The BOJ’s stubborn commitment to its zero-rate programme puts it at odds with major central banks that are shifting toward tighter monetary policy, although inflation in Japan is expected to creep up towards the central bank’s 2% target.
In contrast, surging inflation is prodding the U.S. Federal Reserve and the European Central Bank to remove stimulus deployed during the COVID-19 pandemic.
Prospects of aggressive Fed tightening, which would widen the divergence between U.S. and Japanese interest rates, have pushed the yen to two-decade lows against the dollar.
Speculation has been rife the BOJ could allow long-term rates to rise more or tweak its policy guidance to combat yen declines, as some lawmakers fret further falls in the currency could do more harm than good to the economy by inflating import costs.
But with inflation modest compared with other nations and the economy still below pre-pandemic levels, the BOJ is in no rush to increase borrowing costs or modify a pledge to keep rates at current or lower levels, sources familiar with its thinking have said.
“The output gap in Japan is negative, and there is still a long way to go to achieve the 2% target in a stable manner,” BOJ Governor Haruhiko Kuroda said in a speech on Friday.
“The Bank’s role in the current context is perfectly clear: to persistently continue with the current monetary easing centered on yield curve control.”
At a two-day policy meeting ending on Thursday, the BOJ is widely expected to maintain its short-term rate target at -0.1% and that for the 10-year bond yield around 0%.
In new quarterly forecasts due after Thursday’s meeting, the central bank is expected to raise its inflation forecast for this fiscal year to near 2% reflect rising fuel costs.
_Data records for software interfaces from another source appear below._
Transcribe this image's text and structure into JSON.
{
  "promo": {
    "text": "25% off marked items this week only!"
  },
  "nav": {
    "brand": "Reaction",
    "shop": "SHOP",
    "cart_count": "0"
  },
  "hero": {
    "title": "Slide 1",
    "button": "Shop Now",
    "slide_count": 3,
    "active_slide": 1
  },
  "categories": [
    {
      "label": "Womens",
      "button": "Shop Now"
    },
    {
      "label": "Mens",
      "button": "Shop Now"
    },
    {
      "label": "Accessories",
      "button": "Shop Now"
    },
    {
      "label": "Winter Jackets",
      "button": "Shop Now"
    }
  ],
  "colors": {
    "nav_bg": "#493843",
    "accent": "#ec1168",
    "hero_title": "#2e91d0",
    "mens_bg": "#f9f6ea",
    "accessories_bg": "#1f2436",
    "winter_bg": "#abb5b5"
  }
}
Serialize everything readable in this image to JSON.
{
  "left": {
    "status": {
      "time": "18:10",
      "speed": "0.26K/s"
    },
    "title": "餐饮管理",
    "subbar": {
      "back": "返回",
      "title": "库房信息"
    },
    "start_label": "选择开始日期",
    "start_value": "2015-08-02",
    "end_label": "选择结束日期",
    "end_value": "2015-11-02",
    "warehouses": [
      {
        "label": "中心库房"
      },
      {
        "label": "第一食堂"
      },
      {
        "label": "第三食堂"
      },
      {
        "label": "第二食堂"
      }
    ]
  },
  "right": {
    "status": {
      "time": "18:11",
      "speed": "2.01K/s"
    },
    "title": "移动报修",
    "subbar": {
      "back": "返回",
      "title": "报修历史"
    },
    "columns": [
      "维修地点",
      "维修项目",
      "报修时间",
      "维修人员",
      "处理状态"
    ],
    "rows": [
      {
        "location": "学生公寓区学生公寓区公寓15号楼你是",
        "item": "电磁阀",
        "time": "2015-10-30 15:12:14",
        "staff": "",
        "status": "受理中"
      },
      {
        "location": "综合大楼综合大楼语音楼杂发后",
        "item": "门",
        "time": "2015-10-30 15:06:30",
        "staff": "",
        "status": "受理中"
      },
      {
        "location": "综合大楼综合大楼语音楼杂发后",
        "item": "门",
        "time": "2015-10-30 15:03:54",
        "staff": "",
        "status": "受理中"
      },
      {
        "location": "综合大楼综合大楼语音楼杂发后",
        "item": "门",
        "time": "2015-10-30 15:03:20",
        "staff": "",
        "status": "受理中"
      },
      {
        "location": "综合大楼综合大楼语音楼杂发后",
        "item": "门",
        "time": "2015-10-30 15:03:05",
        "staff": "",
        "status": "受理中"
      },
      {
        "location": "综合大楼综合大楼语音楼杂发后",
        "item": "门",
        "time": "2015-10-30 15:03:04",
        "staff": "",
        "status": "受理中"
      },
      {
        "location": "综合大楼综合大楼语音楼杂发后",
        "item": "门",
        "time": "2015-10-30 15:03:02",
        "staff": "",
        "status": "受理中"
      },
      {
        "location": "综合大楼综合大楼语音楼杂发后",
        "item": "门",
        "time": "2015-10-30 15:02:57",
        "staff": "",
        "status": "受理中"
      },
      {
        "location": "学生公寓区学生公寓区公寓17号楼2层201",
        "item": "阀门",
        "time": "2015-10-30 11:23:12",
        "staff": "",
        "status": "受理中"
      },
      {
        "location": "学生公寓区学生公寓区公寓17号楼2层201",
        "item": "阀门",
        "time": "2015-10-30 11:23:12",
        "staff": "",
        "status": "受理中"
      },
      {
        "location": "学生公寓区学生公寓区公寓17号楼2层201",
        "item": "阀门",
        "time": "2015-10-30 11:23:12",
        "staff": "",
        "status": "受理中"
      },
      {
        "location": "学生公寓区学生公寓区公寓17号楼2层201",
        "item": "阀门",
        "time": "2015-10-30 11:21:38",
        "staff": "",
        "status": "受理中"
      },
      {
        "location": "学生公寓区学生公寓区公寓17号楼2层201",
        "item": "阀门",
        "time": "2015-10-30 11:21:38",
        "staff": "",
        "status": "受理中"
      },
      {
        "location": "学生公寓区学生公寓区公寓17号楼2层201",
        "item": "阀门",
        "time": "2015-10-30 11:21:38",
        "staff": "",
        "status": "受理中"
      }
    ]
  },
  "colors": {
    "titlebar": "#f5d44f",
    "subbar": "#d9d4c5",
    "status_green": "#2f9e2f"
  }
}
But the BOJ will likely cut this year’s growth estimate on soft consumption and project that prices will moderate next year and beyond, as it views current cost-push inflation as transitory.
Markets will focus on Kuroda’s remarks at his post-meeting news conference for clues on whether and how soon the BOJ could modify its dovish policy guidance.
Under the current guidance, the BOJ says it “won’t hesitate to take additional easing steps,” and expects short- and long-term policy rates to “remain at their present or lower levels.”
Some analysts bet the BOJ could tweak the guidance to a more neutral stance as early as its meeting on Thursday.
In Friday’s speech, Kuroda said he saw no need to ramp up stimulus, and that future policy will be data-dependent and “nimble.”
Still, any change in the guidance will be modest and won’t lead to immediate monetary tightening, analysts say.
“We don’t expect the BOJ to adjust yield curve control this time, as it focuses on risks to the economy rather than rising inflation,” said Hiroshi Ugai, chief Japan economist at JPMorgan Securities, who predicts the central bank could tweak the guidance on Thursday.
(Editing by Jacqueline Wong)